I can't use fountain pens all the time at work. These are the gel pens, ballpoints, and fineliners that you will find me using on a day-to-day basis. I may break this list into different categories of pens in the future, but here's what's currently on my desk.
Pilot G2. People love to hate this pen because it's a more conventional choice, but I've always found the Pilot G2 to be smooth, reliable, and cheap. Though the .7mm writes a very clean line, the .5mm and the .38mm tips are my favorite. (Purchase here)
Pokka Pen. The pocketable Pokka Pen (pun intended) has become my go-to ballpoint, not just a great pocket pen. They're inexpensive, come in a range of fun colors, and you don't need to worry about losing them. (Purchase here)
Honorable Mention: You can't go wrong with a good all-purpose hybrid ballpoint like the Uniball Jetstream or the Pilot Acroball (though I do find them a bit boring). I typically order the .5mm versions online, though the .7mm pens are easily found in most office supply stores. After the Pilot G2, the Pentel Energel in .5mm needle-tip is my go-to gel pen.
Best Refillable Ballpoints and Rollerballs
Sometimes you don't want to use a disposable pen, but a fountain pen just won't work for whatever situation you find yourself in. All of these pens will acquit themselves admirably.
Baron Fig Squire. Baron Fig's first pen is a winner. I like the form factor better than the Retro 51 Tornado, which uses the same refill. Since I last published this list, Baron Fig has released the squire in an array of new colors, and also recently released a Squire "click" version, if you prefer a clicky knock. (Purchase here)
Lamy 2000 Ballpoint/4-Color Ballpoint. The Lamy 2000 isn't just one of my favorite fountain pens, it's one of my favorite overall pen concepts. Lamy's ballpoint and 4-Color multifunction versions of its flagship are reasonably priced workhorses that will be with you for the long haul. (Purchase Ballpoint here / Multi pen here)
Sailor Imperial Black Multifunction Pen. I'm a huge fan of multifunction pens, and I find myself using them more than stand-alone ballpoints and rollerballs because they allow me to switch colors on the fly. If you need a multi pen with a mechanical pencil option, this Sailor is excellent. (Purchase here)

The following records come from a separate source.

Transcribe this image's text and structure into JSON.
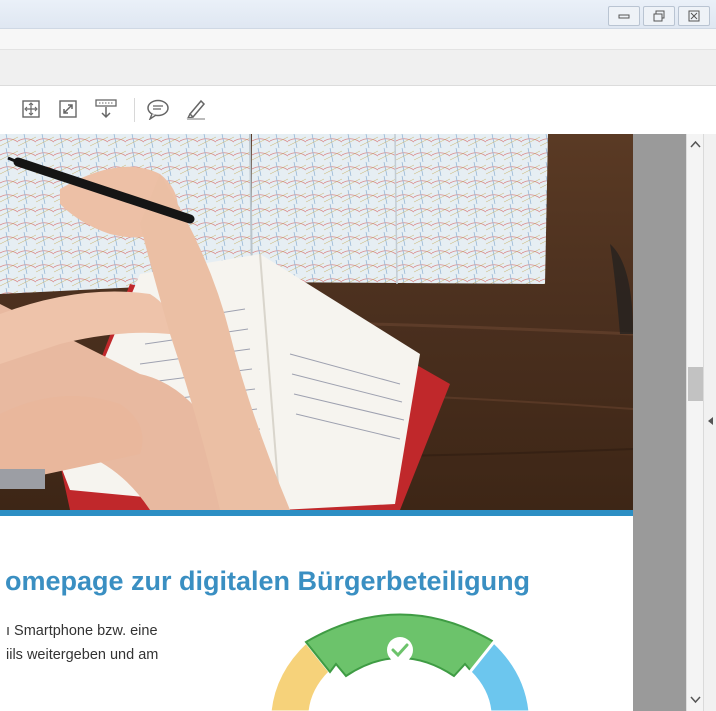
{
  "window": {
    "buttons": [
      "minimize",
      "restore",
      "close"
    ]
  },
  "toolbar": {
    "tools": [
      {
        "name": "fit-page-icon"
      },
      {
        "name": "fullscreen-icon"
      },
      {
        "name": "download-icon"
      },
      {
        "name": "comment-icon"
      },
      {
        "name": "highlight-icon"
      }
    ]
  },
  "document": {
    "heading": "omepage zur digitalen Bürgerbeteiligung",
    "paragraph_lines": [
      "ı Smartphone bzw. eine",
      "iils weitergeben und am"
    ]
  },
  "scroll": {
    "position_fraction": 0.42
  },
  "colors": {
    "heading": "#3a8fc2",
    "accent_bar": "#2c8fc4",
    "segment_green": "#6cc36b",
    "segment_yellow": "#f6d27a",
    "segment_blue": "#6cc6ee"
  }
}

Ti Arto Universal Refill Pen. The Ti Arto has become my universal go-to recommendation for a versatile pen body that accepts nearly every refill in existence. There is also a portable "EDC" version. (Purchase here)
Honorable Mention: Everyone seems to like the Retro 51 Tornado, and it's a great pen, but I prefer the Baron Fig Squire in terms of balance and overall functionality. Both pens accept either the Schmidt p8126 rollerball refill or the Schmidt Easyflow 9000 ballpoint refill, both of which are outstanding.
These lists were last updated on April 19, 2019. If you'd like to see how my personal tastes and preferences have evolved over time, check out my original blog posts: